74. Cf. Missouri v. McNeely, 569 U.S. 141, 155 (2013) (“[T]echnological developments that enable police officers to secure warrants more quickly, and do so without undermining the neutral magistrate judge’s essential role as a check on police discretion, are relevant to an assessment of exigency.”).
75. See, e.g., Graham v. Connor, 490 U.S. 386, 396 (1989) (“Because ‘[t]he test of reasonableness under the Fourth Amendment is not capable of precise definition or mechanical application,’ . . . its proper application requires careful attention to the facts and circumstances of each particular case.” (quoting Bell v. Wolfish, 441 U.S. 520, 559 (1979))).
76. See United States v. Jacobsen, 466 U.S. 109, 115 (1984). While this Contribution has set out to argue that all EMSDs should be subject to the narrow approach, the approach should at the very least apply to flash drives, given the sheer amount of data they can hold. The Fifth and Seventh Circuits’ holdings regarding CDs, zip drives, and floppy disks, which have comparatively less storage capacities, are then arguably consistent with this approach and might not need to be overturned. See supra note 48.
77. Carpenter v. United States, 138 S. Ct. 2206, 2222 (2018).

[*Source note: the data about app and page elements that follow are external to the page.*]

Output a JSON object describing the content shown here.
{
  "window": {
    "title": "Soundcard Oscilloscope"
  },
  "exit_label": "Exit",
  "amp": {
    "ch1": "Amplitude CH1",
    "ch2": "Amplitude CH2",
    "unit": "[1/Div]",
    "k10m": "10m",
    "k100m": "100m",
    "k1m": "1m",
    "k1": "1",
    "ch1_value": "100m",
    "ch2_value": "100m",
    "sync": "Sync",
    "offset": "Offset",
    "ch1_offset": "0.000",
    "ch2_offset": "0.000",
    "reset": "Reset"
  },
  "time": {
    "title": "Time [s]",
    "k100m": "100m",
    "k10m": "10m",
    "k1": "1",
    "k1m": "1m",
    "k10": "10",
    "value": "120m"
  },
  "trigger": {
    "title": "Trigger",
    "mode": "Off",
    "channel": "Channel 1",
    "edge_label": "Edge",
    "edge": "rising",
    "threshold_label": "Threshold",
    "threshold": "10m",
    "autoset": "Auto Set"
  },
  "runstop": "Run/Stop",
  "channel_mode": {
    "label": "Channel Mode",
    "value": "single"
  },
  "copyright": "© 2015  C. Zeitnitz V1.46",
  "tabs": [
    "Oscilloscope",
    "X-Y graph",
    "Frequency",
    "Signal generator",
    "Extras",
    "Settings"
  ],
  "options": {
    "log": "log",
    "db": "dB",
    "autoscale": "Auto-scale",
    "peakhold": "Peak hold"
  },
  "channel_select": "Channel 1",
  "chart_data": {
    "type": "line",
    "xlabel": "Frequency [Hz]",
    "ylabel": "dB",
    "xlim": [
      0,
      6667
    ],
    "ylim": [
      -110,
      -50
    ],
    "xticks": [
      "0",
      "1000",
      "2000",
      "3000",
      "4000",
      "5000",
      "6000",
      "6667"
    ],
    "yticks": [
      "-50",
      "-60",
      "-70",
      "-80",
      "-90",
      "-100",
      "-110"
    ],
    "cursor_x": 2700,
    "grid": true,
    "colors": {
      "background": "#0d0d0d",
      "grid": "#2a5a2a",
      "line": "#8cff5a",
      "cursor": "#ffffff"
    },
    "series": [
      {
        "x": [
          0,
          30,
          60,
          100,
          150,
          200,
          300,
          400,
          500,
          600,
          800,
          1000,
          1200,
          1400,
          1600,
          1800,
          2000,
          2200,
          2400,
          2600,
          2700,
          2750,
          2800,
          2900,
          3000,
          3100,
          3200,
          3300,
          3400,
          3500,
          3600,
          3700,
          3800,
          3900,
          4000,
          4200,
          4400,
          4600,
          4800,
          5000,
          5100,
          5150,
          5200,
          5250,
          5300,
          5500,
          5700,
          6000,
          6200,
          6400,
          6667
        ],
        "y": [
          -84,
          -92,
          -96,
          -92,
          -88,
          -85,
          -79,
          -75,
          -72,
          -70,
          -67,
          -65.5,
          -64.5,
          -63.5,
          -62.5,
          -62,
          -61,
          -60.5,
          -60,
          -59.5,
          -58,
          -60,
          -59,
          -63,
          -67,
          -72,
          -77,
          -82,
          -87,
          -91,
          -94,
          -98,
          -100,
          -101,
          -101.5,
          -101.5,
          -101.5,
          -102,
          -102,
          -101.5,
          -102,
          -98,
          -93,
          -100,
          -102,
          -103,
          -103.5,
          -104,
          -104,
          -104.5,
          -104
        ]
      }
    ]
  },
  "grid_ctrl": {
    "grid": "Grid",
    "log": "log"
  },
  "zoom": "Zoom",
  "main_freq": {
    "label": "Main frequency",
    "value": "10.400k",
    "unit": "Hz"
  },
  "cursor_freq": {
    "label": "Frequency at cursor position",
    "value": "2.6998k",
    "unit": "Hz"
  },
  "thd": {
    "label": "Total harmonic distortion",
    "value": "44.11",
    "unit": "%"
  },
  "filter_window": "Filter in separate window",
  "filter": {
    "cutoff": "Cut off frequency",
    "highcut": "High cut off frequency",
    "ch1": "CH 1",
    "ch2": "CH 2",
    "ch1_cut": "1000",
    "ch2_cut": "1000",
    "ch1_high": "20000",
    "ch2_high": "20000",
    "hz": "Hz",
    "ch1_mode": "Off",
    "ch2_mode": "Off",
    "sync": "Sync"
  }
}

78. See Riley v. California, 573 U.S. 373, 403 (2014) (quoting Letter from John Adams to William Tudor (March 29, 1817), in 10 Works of John Adams 247–48 (Boston, Little Brown & Co. 1856)); see also Boyd v. United States, 116 U.S. 616, 625 (1886).